Digg laid off almost 40% of staff

Digg logo.You don’t have to be a genius to see that Digg is struggling. It’s struggling to survive competition in the form of Twitter and Facebook, but it’s also struggling against itself and the community backlash after recent changes.

Here’s the blog post from the new CEO, Matt Williams:

When I joined Digg six weeks ago, we set an immediate focus on improving the web site. We listened carefully to user feedback and started making changes to generate momentum in our business.

As I mentioned in one of our first all-hands meetings, another top priority was to take a hard look at the entire business, across product, sales, and operations. Through the time I have spent with each of you, I’ve been impressed by the commitment and enthusiasm you’ve shown. I’ve also learned a great deal about what is working well at Digg, and what is broken.

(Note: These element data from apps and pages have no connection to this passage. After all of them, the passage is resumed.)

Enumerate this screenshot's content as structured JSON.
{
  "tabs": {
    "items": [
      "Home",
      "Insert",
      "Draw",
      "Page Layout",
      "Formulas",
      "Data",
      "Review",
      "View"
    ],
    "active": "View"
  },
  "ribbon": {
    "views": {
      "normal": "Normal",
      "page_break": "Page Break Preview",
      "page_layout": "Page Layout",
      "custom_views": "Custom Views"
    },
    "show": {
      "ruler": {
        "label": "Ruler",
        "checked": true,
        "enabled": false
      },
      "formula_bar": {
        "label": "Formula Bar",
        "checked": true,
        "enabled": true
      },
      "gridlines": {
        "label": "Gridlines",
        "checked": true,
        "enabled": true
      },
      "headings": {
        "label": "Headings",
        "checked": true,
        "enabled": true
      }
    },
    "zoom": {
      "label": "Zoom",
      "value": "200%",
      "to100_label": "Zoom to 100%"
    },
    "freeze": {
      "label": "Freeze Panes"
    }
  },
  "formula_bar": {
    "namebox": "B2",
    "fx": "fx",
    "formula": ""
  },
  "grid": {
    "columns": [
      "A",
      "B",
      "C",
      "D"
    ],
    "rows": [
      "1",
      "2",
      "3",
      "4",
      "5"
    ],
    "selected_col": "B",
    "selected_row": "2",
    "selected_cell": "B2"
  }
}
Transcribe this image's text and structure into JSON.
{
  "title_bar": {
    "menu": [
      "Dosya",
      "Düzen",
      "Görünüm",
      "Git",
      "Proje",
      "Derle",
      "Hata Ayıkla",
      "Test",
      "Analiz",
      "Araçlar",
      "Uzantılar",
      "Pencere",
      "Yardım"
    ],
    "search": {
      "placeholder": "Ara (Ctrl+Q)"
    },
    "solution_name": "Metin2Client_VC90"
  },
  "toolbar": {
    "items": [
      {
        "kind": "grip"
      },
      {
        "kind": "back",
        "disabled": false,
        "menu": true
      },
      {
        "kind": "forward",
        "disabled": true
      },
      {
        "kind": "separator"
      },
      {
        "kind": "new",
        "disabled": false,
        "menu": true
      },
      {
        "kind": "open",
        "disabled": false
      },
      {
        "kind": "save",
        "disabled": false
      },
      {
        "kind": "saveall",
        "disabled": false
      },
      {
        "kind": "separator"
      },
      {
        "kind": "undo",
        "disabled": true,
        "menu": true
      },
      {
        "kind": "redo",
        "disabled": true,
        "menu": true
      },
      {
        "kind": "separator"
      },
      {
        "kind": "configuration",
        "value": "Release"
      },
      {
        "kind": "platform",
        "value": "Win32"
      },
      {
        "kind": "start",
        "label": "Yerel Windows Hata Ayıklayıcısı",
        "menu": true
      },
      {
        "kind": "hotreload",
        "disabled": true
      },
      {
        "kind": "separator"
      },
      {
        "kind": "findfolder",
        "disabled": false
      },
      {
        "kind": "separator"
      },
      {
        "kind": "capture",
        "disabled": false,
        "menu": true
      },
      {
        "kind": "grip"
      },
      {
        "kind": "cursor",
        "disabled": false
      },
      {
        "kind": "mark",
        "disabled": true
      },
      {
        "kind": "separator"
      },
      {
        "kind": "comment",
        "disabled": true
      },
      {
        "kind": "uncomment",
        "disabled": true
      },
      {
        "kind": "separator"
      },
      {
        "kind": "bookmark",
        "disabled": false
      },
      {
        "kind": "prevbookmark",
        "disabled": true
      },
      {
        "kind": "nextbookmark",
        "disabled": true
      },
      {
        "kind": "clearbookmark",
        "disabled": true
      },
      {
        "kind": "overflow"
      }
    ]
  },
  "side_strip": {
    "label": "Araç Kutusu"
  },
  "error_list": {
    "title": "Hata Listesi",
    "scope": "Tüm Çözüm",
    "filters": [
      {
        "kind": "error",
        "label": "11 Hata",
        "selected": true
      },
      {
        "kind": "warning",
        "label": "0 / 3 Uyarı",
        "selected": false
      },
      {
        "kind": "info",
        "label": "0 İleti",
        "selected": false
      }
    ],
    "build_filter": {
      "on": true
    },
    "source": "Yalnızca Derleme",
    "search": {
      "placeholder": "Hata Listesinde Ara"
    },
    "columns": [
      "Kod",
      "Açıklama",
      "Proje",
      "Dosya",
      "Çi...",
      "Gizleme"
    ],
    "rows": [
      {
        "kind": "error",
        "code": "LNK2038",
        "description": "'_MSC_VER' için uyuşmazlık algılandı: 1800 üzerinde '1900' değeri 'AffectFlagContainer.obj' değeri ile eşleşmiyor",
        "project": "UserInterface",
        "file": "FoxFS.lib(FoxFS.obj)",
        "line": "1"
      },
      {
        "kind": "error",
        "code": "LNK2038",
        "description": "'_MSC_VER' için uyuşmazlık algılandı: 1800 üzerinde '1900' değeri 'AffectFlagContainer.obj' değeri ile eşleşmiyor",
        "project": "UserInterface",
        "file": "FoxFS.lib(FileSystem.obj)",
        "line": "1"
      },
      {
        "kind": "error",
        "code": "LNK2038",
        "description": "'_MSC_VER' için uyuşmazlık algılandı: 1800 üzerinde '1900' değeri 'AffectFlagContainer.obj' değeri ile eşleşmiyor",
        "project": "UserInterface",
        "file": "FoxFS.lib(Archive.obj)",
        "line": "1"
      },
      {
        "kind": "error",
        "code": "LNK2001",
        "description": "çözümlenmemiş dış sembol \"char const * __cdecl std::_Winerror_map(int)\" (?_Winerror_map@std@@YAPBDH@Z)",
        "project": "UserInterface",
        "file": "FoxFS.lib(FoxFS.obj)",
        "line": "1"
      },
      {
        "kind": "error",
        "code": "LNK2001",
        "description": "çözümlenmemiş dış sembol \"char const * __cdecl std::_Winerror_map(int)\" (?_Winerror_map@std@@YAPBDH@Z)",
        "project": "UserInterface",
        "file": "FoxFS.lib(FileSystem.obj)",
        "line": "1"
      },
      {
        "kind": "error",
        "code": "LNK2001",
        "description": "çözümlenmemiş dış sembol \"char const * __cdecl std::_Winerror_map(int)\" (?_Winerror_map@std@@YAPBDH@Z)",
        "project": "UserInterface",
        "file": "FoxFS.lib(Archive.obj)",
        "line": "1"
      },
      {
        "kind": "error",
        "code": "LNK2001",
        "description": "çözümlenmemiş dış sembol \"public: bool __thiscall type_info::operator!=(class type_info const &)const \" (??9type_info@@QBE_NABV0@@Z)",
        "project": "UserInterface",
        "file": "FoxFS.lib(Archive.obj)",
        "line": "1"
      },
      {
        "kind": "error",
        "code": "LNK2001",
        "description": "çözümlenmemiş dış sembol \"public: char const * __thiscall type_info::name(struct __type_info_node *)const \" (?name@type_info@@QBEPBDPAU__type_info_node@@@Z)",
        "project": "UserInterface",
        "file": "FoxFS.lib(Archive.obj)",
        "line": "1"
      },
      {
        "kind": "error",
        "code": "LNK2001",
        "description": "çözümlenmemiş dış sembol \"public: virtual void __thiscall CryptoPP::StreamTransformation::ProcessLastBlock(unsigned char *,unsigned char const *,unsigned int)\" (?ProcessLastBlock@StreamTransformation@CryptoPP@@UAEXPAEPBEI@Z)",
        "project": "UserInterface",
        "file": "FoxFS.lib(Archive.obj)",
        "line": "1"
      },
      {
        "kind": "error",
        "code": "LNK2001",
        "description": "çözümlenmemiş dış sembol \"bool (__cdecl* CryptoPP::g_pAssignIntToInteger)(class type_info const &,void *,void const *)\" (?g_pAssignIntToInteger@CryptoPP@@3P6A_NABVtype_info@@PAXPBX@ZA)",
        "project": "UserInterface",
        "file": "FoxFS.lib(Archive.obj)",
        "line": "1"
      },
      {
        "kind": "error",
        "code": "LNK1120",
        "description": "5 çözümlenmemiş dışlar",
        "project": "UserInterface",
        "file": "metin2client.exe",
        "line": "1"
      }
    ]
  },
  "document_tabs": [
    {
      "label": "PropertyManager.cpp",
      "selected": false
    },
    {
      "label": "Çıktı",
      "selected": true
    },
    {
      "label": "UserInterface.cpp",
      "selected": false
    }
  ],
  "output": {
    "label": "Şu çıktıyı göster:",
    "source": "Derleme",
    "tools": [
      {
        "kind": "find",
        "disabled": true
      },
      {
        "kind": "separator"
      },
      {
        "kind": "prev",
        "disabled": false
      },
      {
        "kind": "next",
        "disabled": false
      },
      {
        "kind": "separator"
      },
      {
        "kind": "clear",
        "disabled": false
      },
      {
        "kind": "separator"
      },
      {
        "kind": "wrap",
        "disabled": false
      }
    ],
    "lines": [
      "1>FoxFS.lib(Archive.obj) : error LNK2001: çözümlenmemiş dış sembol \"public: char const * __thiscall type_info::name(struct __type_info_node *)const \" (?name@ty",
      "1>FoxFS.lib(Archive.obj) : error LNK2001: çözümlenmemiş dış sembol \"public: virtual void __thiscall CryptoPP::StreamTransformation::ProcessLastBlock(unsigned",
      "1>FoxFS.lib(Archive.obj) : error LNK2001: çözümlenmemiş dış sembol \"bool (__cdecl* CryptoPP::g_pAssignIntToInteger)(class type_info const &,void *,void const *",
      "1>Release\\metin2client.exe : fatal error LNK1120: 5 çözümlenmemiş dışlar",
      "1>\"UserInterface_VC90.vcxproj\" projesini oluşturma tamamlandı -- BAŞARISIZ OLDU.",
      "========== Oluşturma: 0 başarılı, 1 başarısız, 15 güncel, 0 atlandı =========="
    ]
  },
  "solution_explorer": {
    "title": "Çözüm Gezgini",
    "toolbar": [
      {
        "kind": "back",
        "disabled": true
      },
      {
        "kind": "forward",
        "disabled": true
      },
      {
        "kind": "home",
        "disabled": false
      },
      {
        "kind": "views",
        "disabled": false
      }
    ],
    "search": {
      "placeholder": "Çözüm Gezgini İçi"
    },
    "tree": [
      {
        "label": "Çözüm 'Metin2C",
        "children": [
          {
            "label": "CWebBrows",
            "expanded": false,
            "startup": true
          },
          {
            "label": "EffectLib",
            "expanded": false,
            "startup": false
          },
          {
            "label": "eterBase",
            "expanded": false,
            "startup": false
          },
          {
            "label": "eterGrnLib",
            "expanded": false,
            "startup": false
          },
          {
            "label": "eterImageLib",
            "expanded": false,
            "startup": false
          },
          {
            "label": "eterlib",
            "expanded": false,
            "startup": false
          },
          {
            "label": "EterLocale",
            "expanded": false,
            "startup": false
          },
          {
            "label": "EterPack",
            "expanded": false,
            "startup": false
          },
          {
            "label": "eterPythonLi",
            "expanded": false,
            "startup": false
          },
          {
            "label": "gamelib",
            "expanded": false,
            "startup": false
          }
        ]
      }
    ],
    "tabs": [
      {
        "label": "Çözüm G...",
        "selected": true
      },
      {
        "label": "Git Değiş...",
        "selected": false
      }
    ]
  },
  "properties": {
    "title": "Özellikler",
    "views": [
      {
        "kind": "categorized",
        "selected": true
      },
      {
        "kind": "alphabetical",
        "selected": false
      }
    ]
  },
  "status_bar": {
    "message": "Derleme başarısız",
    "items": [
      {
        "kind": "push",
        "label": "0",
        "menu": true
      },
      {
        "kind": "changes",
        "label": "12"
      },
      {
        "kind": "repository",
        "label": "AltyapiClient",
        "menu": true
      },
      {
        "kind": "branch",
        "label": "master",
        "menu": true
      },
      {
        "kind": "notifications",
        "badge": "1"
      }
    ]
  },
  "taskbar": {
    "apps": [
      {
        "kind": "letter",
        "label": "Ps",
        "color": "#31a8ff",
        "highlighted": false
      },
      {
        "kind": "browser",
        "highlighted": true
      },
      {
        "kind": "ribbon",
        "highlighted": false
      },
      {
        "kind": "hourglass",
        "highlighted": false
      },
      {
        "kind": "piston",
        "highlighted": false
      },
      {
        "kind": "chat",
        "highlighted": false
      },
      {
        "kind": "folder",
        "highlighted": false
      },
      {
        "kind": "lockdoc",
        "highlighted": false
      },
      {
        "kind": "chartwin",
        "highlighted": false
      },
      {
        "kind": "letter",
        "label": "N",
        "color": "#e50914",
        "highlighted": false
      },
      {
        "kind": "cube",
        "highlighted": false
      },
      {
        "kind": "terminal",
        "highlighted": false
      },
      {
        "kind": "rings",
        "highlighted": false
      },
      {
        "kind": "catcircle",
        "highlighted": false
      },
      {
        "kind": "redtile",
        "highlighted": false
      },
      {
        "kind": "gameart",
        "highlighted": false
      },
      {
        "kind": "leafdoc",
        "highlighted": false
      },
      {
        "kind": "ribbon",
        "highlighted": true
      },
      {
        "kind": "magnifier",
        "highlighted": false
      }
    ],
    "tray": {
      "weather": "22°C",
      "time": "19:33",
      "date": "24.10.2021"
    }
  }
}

Many things are working well. The team is listening and acting quickly on the feedback from our passionate community. We’ve been able to deliver nimbly on the new platform, with over 100 bug and feature releases to the web site in the past two months. Our Diggable ads product has seen a notable increase in use by advertisers and clicks by users.

Unfortunately, to reach our goals, we have to take some difficult steps. The fact is our business has a burn rate that is too high. We must significantly cut our expenses to achieve profitability in 2011. We’ve considered all of the possible options for reduction, from salaries to fixed costs. The result is that, in addition to lowering many of our operational costs, I’ve made the decision to downsize our staff from 67 to 42 people.

It’s been an incredibly tough decision. I wish it weren’t necessary. However, I know it’s the right choice for Digg’s future success as a business. I’m personally committed to help find new opportunities for everyone affected by the transition. Digg’s Board members have also offered to help find placements within their portfolio companies.

Let’s please use today to show our sincere appreciation for our friends and colleagues who will be moving on. Tomorrow, we’ll go forward with a new strategy for Digg.


Will apologies get Digg out of its hole?

Digg Down.The recent Digg redesign was controversial to say the least. The site’s new CEO, Matt Williams, hit the ground running his mouth with apologies for removing features, promises to restore those features, and a “please-won’t-you-take-us-back” attitude that frankly, surprised me.

Now I know the redesign scared off a lot of the site’s most loyal fans, but the whole point was to make Digg more appealing to people who had never used it. How frustrating would it be to submit links just to have them downvoted into oblivion by the “bury brigades?” Burying is one of the features the redesign did away with that users most bemoaned, but why give it back? The feature flies in the face of the whole purpose behind Digg – to give airtime to news stories that we otherwise might miss.

As Matthew Ingram points out over at GigaOM, “[Changing the fundamental function of a social site] only works, however, if enough new users arrive to justify the loss of that traditional fan base. By apologizing for and unwinding most of its recent changes, Digg appears to be admitting that it backed the wrong horse.” That’s where the apology comes in. As much as Digg needs to appeal to new audiences, the fact remains that Digg is heavily dependent on the power users that balked at the redesign. Twitter and Facebook have most of the market for this sort of thing locked up, and trying to snatch people away from those services by heavily reworking your own just isn’t a winning strat.